Nè:'e ki' sonkwehiahráhkwen' tsi wa'eká:raton' ne Mary néne tiotierénhton sha'onthró:ri' nahò:ten tiakawehtáhkwen tánon' iah teierihwanòn:we'skwe', tióhton iawén:re tewen'niáwe tánon' ià:ia'k niwáhsen sha'té:kon shiiohserá:te' nen' nè:'e ne Royal Commission ne Kanà:tso nonkwá:ti. Teiako'nikonhrhá:rahkwe' oh naiakoia'tawèn: enke' tóka' aiakotatì:'on áse'ken wate'shennaién:tahkwe' ne ahshakotinakerakwáhtonke' tsi tiakotená:taien. Nek tsi sénha'k ia'ontáthreke'. Karihwahsehtòn:ke iakoterihwahseronníhne ne skátne konnonkwehón:we iakoia'takarénie's akontíta' tánon' akontáhsehte' oh naiá:wen'ne' ne Royal Commission nón:we iakón:newe'. Iakonenhrí:nonhkwe' ne Mary. Iaká:wen, "Né: ne tióhton iawén:re tewen'niáwe tánon' ià:ia'k niwáhsen sha'té:kon shiiohserátie', iah ónhka teiakote'nientèn:'en ne aierihwáia'ke' ne Indian Act." 

Òn:wa wenhniserá:te' wa'tiethinonhwerá:ton' ne Mary Two-Axe Earley tánon' akwé:kon tsi nikón:ti ne konnón:kwe shé:kon iotiianerenhserahskéhnhen ne sha'taonsahonátteke' ne konnonkwehón:we tánon' akotiien'okòn:'a raotirihwà:ke. Shé:kon ne òn:wa wenhniseraténion ionkwaia'takehnhenhátie' ne tsi ní:kon iakoio'tèn:'en. Shé:kon ieionkhi'nikonhrà:reks ne aietewarihwaia'ákhseke' kí:ken nahò:ten' iah tekarihwakwaríhsion, tánon' ne enskátne aiethi'nikonhrakará:tate' ne konnonkwehón:we. Mary ionkhina'tón:ni tsi káhsta ne onkwakara'shòn:'a tsi nitiawénhseron, kontiia'tanó:ron ne konnonkwehón:we tánon' onkwahwatsire'shòn:'a. 

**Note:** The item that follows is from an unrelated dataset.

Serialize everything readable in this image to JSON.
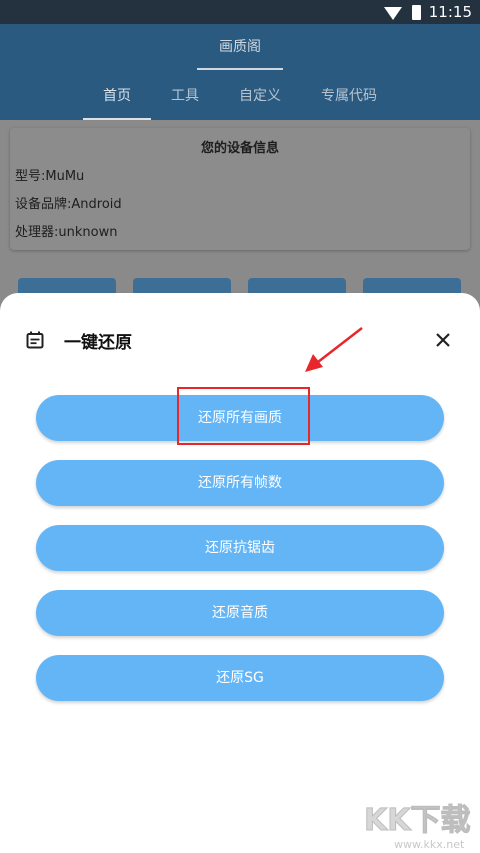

National Film Board of Canada rotíhson tánon' tehonrenià:tha' ne "Mary Two-Axe Earley: Skonkwehón:we Á:re" teióia'ks, nok nó:nen'k teioia'ákhons tsi nón:we tewaterihwahtentia'tánion ne teioia'ksokòn:'a aionterohrókha'. Nó:nen enská:ra'ne' ne Tsothóhrha' 2021, kí:ken teióia'ks enwá:ton' enhotiientà:seron' ne shakotirihonnién:ni, CAMPUS nón:we enwá:ton' ienhonterò:roke', tánon' tsi kanatakè:ron ó:ni' entkarà:seron' ne Koráhne. Ohiarí:ha 2022 NFB.ca/ONF.ca ne Koráhne nón:we entká:ra'ne', iah thé:nen thaiokaraién:take'. Ken'k ní:kon ia'saterò:rok ne https://www.nfb.ca/film/mary-two-axe-earley nón:we. Tóka' enhséhrheke' ne sénha aiesató:kenhse' nahò:ten' ne CAMPUS, https://help.nfb.ca/contact-the-nfb/ nón:we iahá:se'. Tóka' enhséhrheke' ne saná:takon aontaká:ra'ne', Donna Cowan ia'shehiá:ton's ne [email protected] nón:we.